⟨
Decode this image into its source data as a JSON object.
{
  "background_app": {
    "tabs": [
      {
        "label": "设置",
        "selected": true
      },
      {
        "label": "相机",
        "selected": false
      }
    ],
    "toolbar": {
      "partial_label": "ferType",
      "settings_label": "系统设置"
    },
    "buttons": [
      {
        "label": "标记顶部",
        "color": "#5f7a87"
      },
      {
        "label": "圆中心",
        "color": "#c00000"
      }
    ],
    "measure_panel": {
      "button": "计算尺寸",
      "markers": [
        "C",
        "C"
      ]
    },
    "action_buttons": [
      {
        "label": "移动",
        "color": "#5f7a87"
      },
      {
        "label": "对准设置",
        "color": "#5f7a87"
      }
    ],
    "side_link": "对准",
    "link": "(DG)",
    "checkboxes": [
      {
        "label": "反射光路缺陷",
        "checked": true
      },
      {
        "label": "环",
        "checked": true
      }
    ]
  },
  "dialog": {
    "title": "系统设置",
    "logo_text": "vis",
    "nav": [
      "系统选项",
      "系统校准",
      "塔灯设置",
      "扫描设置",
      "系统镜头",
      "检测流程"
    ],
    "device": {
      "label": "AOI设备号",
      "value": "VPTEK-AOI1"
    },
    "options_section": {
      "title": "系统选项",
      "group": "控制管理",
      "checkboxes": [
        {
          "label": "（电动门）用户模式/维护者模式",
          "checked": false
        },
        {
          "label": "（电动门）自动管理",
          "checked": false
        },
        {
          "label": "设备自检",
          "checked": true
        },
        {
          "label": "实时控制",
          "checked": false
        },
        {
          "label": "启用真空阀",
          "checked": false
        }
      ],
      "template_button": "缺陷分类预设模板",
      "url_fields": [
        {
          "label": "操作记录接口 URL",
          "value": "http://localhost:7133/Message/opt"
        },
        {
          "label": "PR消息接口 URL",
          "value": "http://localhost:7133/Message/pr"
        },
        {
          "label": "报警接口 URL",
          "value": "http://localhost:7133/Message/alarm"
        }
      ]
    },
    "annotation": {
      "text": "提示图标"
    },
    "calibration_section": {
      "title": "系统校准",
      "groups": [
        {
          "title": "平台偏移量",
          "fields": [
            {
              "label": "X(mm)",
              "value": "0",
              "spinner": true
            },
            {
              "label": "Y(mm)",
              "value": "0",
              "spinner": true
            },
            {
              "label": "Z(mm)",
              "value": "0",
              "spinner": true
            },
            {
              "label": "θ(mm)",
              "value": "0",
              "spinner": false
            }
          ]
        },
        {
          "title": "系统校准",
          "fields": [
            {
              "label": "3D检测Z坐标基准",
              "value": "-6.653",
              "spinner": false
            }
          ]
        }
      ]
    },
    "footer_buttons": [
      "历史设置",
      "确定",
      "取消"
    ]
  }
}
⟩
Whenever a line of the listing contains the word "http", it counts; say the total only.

* Result of this task
3